The now infamous Fyre Festival has given us so much…
The now infamous Fyre Festival has given us many things. A lesson in pitch deck gibberish being just one. A grade F for event organisation another.
But I want to focus on one particular element of the event that was brought to my attention by this great The Ringer article: Ja Rule's 'apology'.
As a masterclass in the ‘Sorry, not sorry.’ school of apologies, it's peerless.
That text in full:
We are working right now on getting everyone of (sic) the island SAFE that is my immediate concern… I will make a statement soon I'm heartbroken at this moment my partners and I wanted this to be an amazing event it was NOT A SCAM as everyone is reporting I don't know how everything went so left but I'm working to make it right by making sure everyone is refunded… I truly apologize as this is NOT MY FAULT… but I'm taking responsibility I'm deeply sorry to everyone who was inconvenienced by this…
It's easy enough to critique that stream of consciousness. For one it has next to no punctuation, bar the advanced and frequent use of the ellipsis. But there's also only one typo, so credit where credit is due.
But maximum style points are to be given for the 'sorry, not sorry', which one Twitter user seemed particularly enamoured with:
You will probably also recall the recent United Airlines statement after dragging a doctor off a flight in the US recently. That was another epic 'sorry, not sorry' apology.
Poor lambs. The whole thing was very upsetting for them.
The internet then corrected said apology…
Before CEO Oscar Munoz finally issued a second (proper) apology.
The moral of the story?
Apologise once. Apologise properly.
So the United farce ended in a massive lawsuit.
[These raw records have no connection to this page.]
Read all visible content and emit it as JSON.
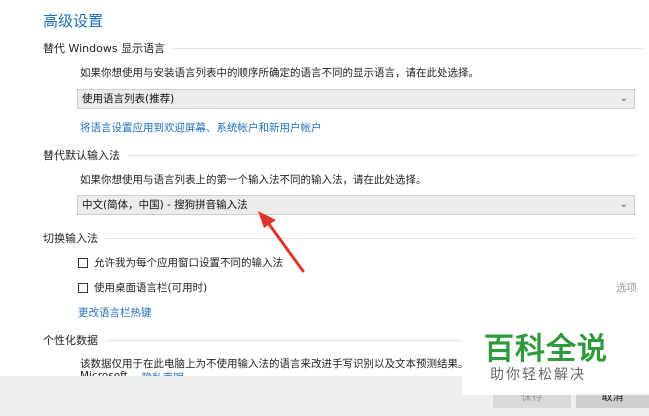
{
  "page": {
    "title": "高级设置"
  },
  "display_language": {
    "heading": "替代 Windows 显示语言",
    "description": "如果你想使用与安装语言列表中的顺序所确定的语言不同的显示语言，请在此处选择。",
    "selected": "使用语言列表(推荐)",
    "apply_link": "将语言设置应用到欢迎屏幕、系统帐户和新用户帐户"
  },
  "input_method": {
    "heading": "替代默认输入法",
    "description": "如果你想使用与语言列表上的第一个输入法不同的输入法，请在此处选择。",
    "selected": "中文(简体，中国) - 搜狗拼音输入法"
  },
  "switch_input": {
    "heading": "切换输入法",
    "checkbox1": "允许我为每个应用窗口设置不同的输入法",
    "checkbox2": "使用桌面语言栏(可用时)",
    "options_label": "选项",
    "hotkey_link": "更改语言栏热键"
  },
  "personalization": {
    "heading": "个性化数据",
    "description": "该数据仅用于在此电脑上为不使用输入法的语言来改进手写识别以及文本预测结果。",
    "partial_text": "Microsoft",
    "partial_link": "隐私声明"
  },
  "watermark": {
    "title": "百科全说",
    "subtitle": "助你轻松解决"
  },
  "footer": {
    "save_label": "保存",
    "cancel_label": "取消"
  },
  "colors": {
    "accent": "#1a6fb5",
    "arrow": "#e0352b",
    "watermark": "#2d9b3a"
  }
}
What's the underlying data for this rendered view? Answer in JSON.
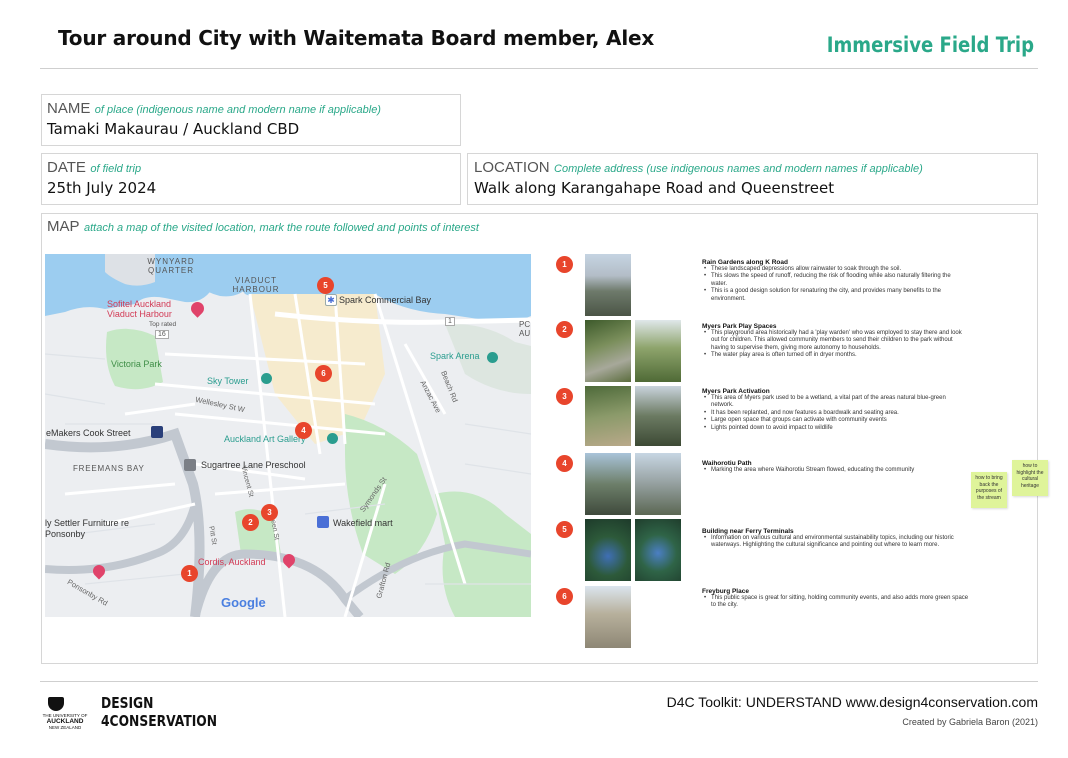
{
  "header": {
    "title": "Tour around City with Waitemata Board member, Alex",
    "brand": "Immersive Field Trip"
  },
  "name_field": {
    "label": "NAME",
    "hint": "of place (indigenous name and modern name if applicable)",
    "value": "Tamaki Makaurau / Auckland CBD"
  },
  "date_field": {
    "label": "DATE",
    "hint": "of field trip",
    "value": "25th July 2024"
  },
  "location_field": {
    "label": "LOCATION",
    "hint": "Complete address (use indigenous names and modern names if applicable)",
    "value": "Walk along Karangahape Road and Queenstreet"
  },
  "map_field": {
    "label": "MAP",
    "hint": "attach a map of the visited location, mark the route followed and points of interest"
  },
  "map": {
    "labels": {
      "wynyard": "WYNYARD QUARTER",
      "viaduct": "VIADUCT HARBOUR",
      "sofitel": "Sofitel Auckland Viaduct Harbour",
      "top_rated": "Top rated",
      "spark_bay": "Spark Commercial Bay",
      "spark_arena": "Spark Arena",
      "victoria_park": "Victoria Park",
      "sky_tower": "Sky Tower",
      "wellesley": "Wellesley St W",
      "makers": "eMakers Cook Street",
      "art_gallery": "Auckland Art Gallery",
      "freemans": "FREEMANS BAY",
      "sugartree": "Sugartree Lane Preschool",
      "settler": "ly Settler Furniture re Ponsonby",
      "wakefield": "Wakefield mart",
      "cordis": "Cordis, Auckland",
      "google": "Google",
      "vincent": "Vincent St",
      "pitt": "Pitt St",
      "queen": "Queen St",
      "symonds": "Symonds St",
      "grafton": "Grafton Rd",
      "beach": "Beach Rd",
      "anzac": "Anzac Ave",
      "ponsonby": "Ponsonby Rd",
      "route_16": "16",
      "route_1": "1",
      "pc": "PC AU"
    },
    "pins": [
      "1",
      "2",
      "3",
      "4",
      "5",
      "6"
    ]
  },
  "points": [
    {
      "num": "1",
      "title": "Rain Gardens along K Road",
      "bullets": [
        "These landscaped depressions allow rainwater to soak through the soil.",
        "This slows the speed of runoff, reducing the risk of flooding while also naturally filtering the water.",
        "This is a good design solution for renaturing the city, and provides many benefits to the environment."
      ]
    },
    {
      "num": "2",
      "title": "Myers Park Play Spaces",
      "bullets": [
        "This playground area historically had a 'play warden' who was employed to stay there and look out for children. This allowed community members to send their children to the park without having to supervise them, giving more autonomy to households.",
        "The water play area is often turned off in dryer months."
      ]
    },
    {
      "num": "3",
      "title": "Myers Park Activation",
      "bullets": [
        "This area of Myers park used to be a wetland, a vital part of the areas natural blue-green network.",
        "It has been replanted, and now features a boardwalk and seating area.",
        "Large open space that groups can activate with community events",
        "Lights pointed down to avoid impact to wildlife"
      ]
    },
    {
      "num": "4",
      "title": "Waihorotiu Path",
      "bullets": [
        "Marking the area where Waihorotiu Stream flowed, educating the community"
      ]
    },
    {
      "num": "5",
      "title": "Building near Ferry Terminals",
      "bullets": [
        "Information on various cultural and environmental sustainability topics, including our historic waterways. Highlighting the cultural significance and pointing out where to learn more."
      ]
    },
    {
      "num": "6",
      "title": "Freyburg Place",
      "bullets": [
        "This public space is great for sitting, holding community events, and also adds more green space to the city."
      ]
    }
  ],
  "stickies": [
    "how to bring back the purposes of the stream",
    "how to highlight the cultural heritage"
  ],
  "footer": {
    "uni_line1": "THE UNIVERSITY OF",
    "uni_line2": "AUCKLAND",
    "uni_line3": "NEW ZEALAND",
    "logo_line1": "DESIGN",
    "logo_line2": "4CONSERVATION",
    "toolkit": "D4C Toolkit: UNDERSTAND www.design4conservation.com",
    "credit": "Created by Gabriela Baron (2021)"
  },
  "colors": {
    "accent": "#2aa889",
    "pin": "#e8452c",
    "sticky": "#dff49a"
  }
}
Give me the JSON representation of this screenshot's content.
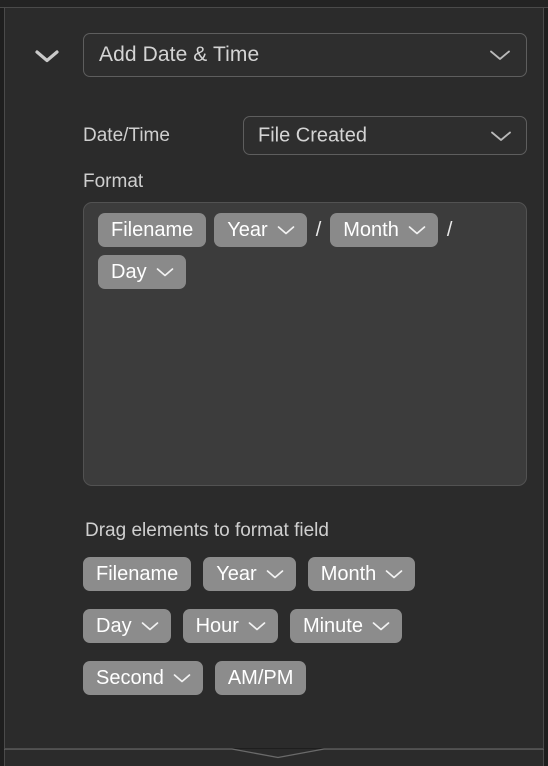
{
  "panel": {
    "collapse_icon": "chevron-down-icon",
    "action": {
      "label": "Add Date & Time",
      "caret_icon": "chevron-down-icon"
    },
    "datetime": {
      "label": "Date/Time",
      "value": "File Created",
      "caret_icon": "chevron-down-icon"
    },
    "format": {
      "label": "Format",
      "tokens": [
        {
          "label": "Filename",
          "has_caret": false
        },
        {
          "label": "Year",
          "has_caret": true
        },
        {
          "label": "/",
          "is_separator": true
        },
        {
          "label": "Month",
          "has_caret": true
        },
        {
          "label": "/",
          "is_separator": true
        },
        {
          "label": "Day",
          "has_caret": true
        }
      ]
    },
    "palette": {
      "hint": "Drag elements to format field",
      "rows": [
        [
          {
            "label": "Filename",
            "has_caret": false
          },
          {
            "label": "Year",
            "has_caret": true
          },
          {
            "label": "Month",
            "has_caret": true
          }
        ],
        [
          {
            "label": "Day",
            "has_caret": true
          },
          {
            "label": "Hour",
            "has_caret": true
          },
          {
            "label": "Minute",
            "has_caret": true
          }
        ],
        [
          {
            "label": "Second",
            "has_caret": true
          },
          {
            "label": "AM/PM",
            "has_caret": false
          }
        ]
      ]
    }
  },
  "colors": {
    "panel_bg": "#2b2b2b",
    "field_bg": "#3c3c3c",
    "chip_bg": "#8c8c8c",
    "border": "#4a4a4a",
    "text": "#d4d4d4",
    "chip_text": "#ffffff"
  }
}
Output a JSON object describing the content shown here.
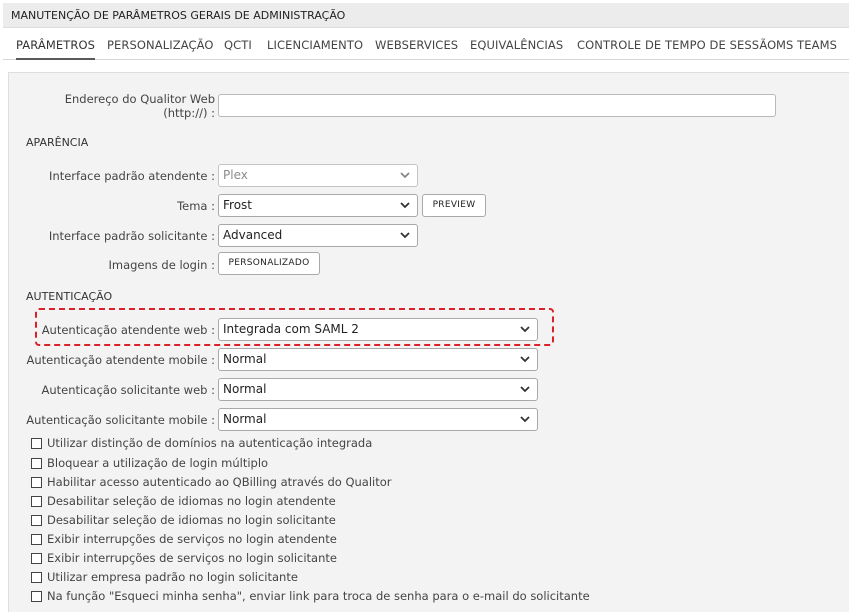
{
  "window": {
    "title": "MANUTENÇÃO DE PARÂMETROS GERAIS DE ADMINISTRAÇÃO"
  },
  "tabs": [
    {
      "label": "PARÂMETROS",
      "active": true
    },
    {
      "label": "PERSONALIZAÇÃO"
    },
    {
      "label": "QCTI"
    },
    {
      "label": "LICENCIAMENTO"
    },
    {
      "label": "WEBSERVICES"
    },
    {
      "label": "EQUIVALÊNCIAS"
    },
    {
      "label": "CONTROLE DE TEMPO DE SESSÃO"
    },
    {
      "label": "MS TEAMS"
    }
  ],
  "fields": {
    "address": {
      "label_line1": "Endereço do Qualitor Web",
      "label_line2": "(http://) :",
      "value": ""
    }
  },
  "appearance": {
    "section_title": "APARÊNCIA",
    "interface_attendant": {
      "label": "Interface padrão atendente :",
      "value": "Plex"
    },
    "theme": {
      "label": "Tema :",
      "value": "Frost"
    },
    "preview_button": "PREVIEW",
    "interface_requester": {
      "label": "Interface padrão solicitante :",
      "value": "Advanced"
    },
    "login_images": {
      "label": "Imagens de login :"
    },
    "custom_button": "PERSONALIZADO"
  },
  "authentication": {
    "section_title": "AUTENTICAÇÃO",
    "attendant_web": {
      "label": "Autenticação atendente web :",
      "value": "Integrada com SAML 2"
    },
    "attendant_mobile": {
      "label": "Autenticação atendente mobile :",
      "value": "Normal"
    },
    "requester_web": {
      "label": "Autenticação solicitante web :",
      "value": "Normal"
    },
    "requester_mobile": {
      "label": "Autenticação solicitante mobile :",
      "value": "Normal"
    }
  },
  "checkboxes": [
    {
      "label": "Utilizar distinção de domínios na autenticação integrada",
      "checked": false
    },
    {
      "label": "Bloquear a utilização de login múltiplo",
      "checked": false
    },
    {
      "label": "Habilitar acesso autenticado ao QBilling através do Qualitor",
      "checked": false
    },
    {
      "label": "Desabilitar seleção de idiomas no login atendente",
      "checked": false
    },
    {
      "label": "Desabilitar seleção de idiomas no login solicitante",
      "checked": false
    },
    {
      "label": "Exibir interrupções de serviços no login atendente",
      "checked": false
    },
    {
      "label": "Exibir interrupções de serviços no login solicitante",
      "checked": false
    },
    {
      "label": "Utilizar empresa padrão no login solicitante",
      "checked": false
    },
    {
      "label": "Na função \"Esqueci minha senha\", enviar link para troca de senha para o e-mail do solicitante",
      "checked": false
    }
  ],
  "colors": {
    "highlight_border": "#d9222a",
    "panel_bg": "#f3f3f3"
  },
  "icons": {
    "select_arrow": "chevron-down-icon"
  }
}
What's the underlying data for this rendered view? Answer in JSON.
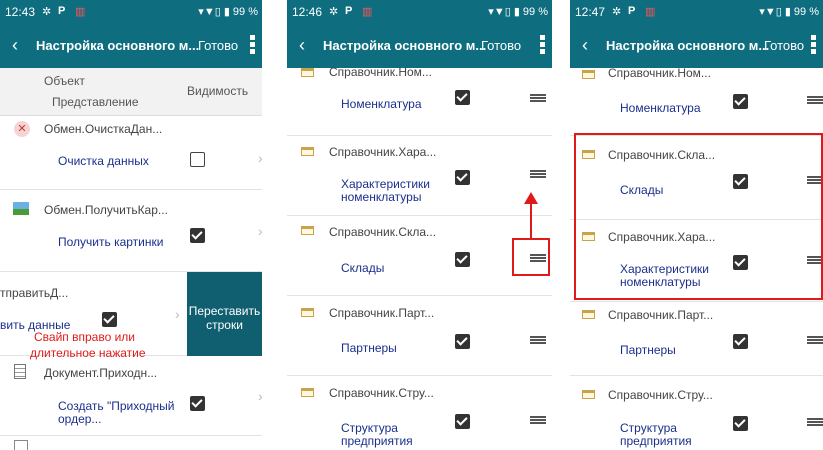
{
  "panel1": {
    "time": "12:43",
    "status_right": "▾▼▯ ▮ 99 %",
    "title": "Настройка основного м...",
    "done": "Готово",
    "header": {
      "object": "Объект",
      "representation": "Представление",
      "visibility": "Видимость"
    },
    "rows": [
      {
        "object": "Обмен.ОчисткаДан...",
        "rep": "Очистка данных",
        "checked": false,
        "icon": "delete-icon"
      },
      {
        "object": "Обмен.ПолучитьКар...",
        "rep": "Получить картинки",
        "checked": true,
        "icon": "picture-icon"
      },
      {
        "object": "тправитьД...",
        "rep": "вить данные",
        "checked": true
      },
      {
        "object": "Документ.Приходн...",
        "rep": "Создать \"Приходный ордер...",
        "checked": true,
        "icon": "document-icon"
      }
    ],
    "swipe_action": "Переставить строки",
    "annotation_line1": "Свайп вправо или",
    "annotation_line2": "длительное нажатие"
  },
  "panel2": {
    "time": "12:46",
    "status_right": "▾▼▯ ▮ 99 %",
    "title": "Настройка основного м...",
    "done": "Готово",
    "rows": [
      {
        "object": "Справочник.Ном...",
        "rep": "Номенклатура",
        "checked": true
      },
      {
        "object": "Справочник.Хара...",
        "rep": "Характеристики номенклатуры",
        "checked": true
      },
      {
        "object": "Справочник.Скла...",
        "rep": "Склады",
        "checked": true
      },
      {
        "object": "Справочник.Парт...",
        "rep": "Партнеры",
        "checked": true
      },
      {
        "object": "Справочник.Стру...",
        "rep": "Структура предприятия",
        "checked": true
      }
    ]
  },
  "panel3": {
    "time": "12:47",
    "status_right": "▾▼▯ ▮ 99 %",
    "title": "Настройка основного м...",
    "done": "Готово",
    "rows": [
      {
        "object": "Справочник.Ном...",
        "rep": "Номенклатура",
        "checked": true
      },
      {
        "object": "Справочник.Скла...",
        "rep": "Склады",
        "checked": true
      },
      {
        "object": "Справочник.Хара...",
        "rep": "Характеристики номенклатуры",
        "checked": true
      },
      {
        "object": "Справочник.Парт...",
        "rep": "Партнеры",
        "checked": true
      },
      {
        "object": "Справочник.Стру...",
        "rep": "Структура предприятия",
        "checked": true
      }
    ]
  },
  "colors": {
    "bar": "#0f6d80",
    "link": "#1a2f8c",
    "annotation": "#e01a1a"
  }
}
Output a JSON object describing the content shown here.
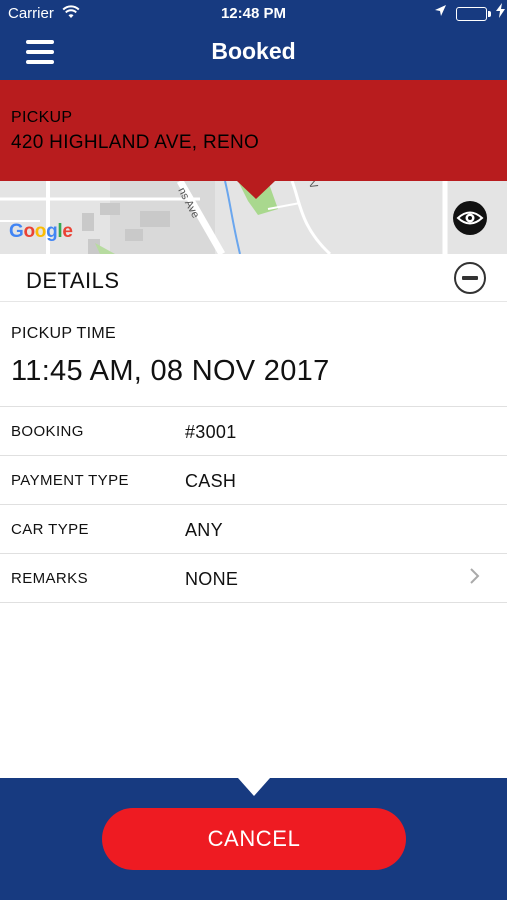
{
  "status_bar": {
    "carrier": "Carrier",
    "time": "12:48 PM"
  },
  "header": {
    "title": "Booked",
    "menu_icon": "hamburger-menu-icon",
    "background_color": "#173a80"
  },
  "pickup": {
    "label": "PICKUP",
    "address": "420 HIGHLAND AVE, RENO",
    "background_color": "#b81c1e"
  },
  "map": {
    "provider_logo": "Google",
    "street_label": "ns Ave",
    "street_label_2": "V",
    "toggle_icon": "eye-icon"
  },
  "details": {
    "title": "DETAILS",
    "collapse_icon": "minus-circle-icon",
    "pickup_time_label": "PICKUP TIME",
    "pickup_time_value": "11:45 AM, 08 NOV 2017",
    "rows": [
      {
        "label": "BOOKING",
        "value": "#3001"
      },
      {
        "label": "PAYMENT TYPE",
        "value": "CASH"
      },
      {
        "label": "CAR TYPE",
        "value": "ANY"
      },
      {
        "label": "REMARKS",
        "value": "NONE"
      }
    ]
  },
  "footer": {
    "cancel_label": "CANCEL",
    "button_color": "#ee1b22"
  }
}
The Fyre debacle is still playing out as I write this, but given Fyre is (right now) the most famous media company in the world, I felt it might be time to talk about how media companies should apologise to their clients.
I’ve crafted this list in the style of Ja Rule’s apology for clarity, emphasising key points with CAPITAL LETTERS.
The first rule of apologies is to SAY 'SORRY'. Just 'sorry'. Avoid the temptation to add a 'but'. Just say 'sorry'.
Now that you've admitted culpability and said sorry, you'll need to ensure your next move is to FIX THE PROBLEM. So explain what you're going to do and how you're going to do it.
Next, REASSURE THE WRONGED PARTY THAT YOU WON'T LET THIS HAPPEN AGAIN – you might want to suggest some process fixes, but don't worry, this can be detailed later. Reassurance is the key part here.
Finally, really fix the problem. PUT CHECKS AND BALANCES IN PLACE to make sure it really doesn't happen again. Making one mistake can be put down to carelessness, making the same mistake again and again smacks of sabotage.
And that's it. Simple. To the point. Apologise, don't grovel. Tell them how you'll fix it. And then fix it permanently.
Job done. It might seem simple to you or I, but it's clear that some people out there still need a bit of help in 2017…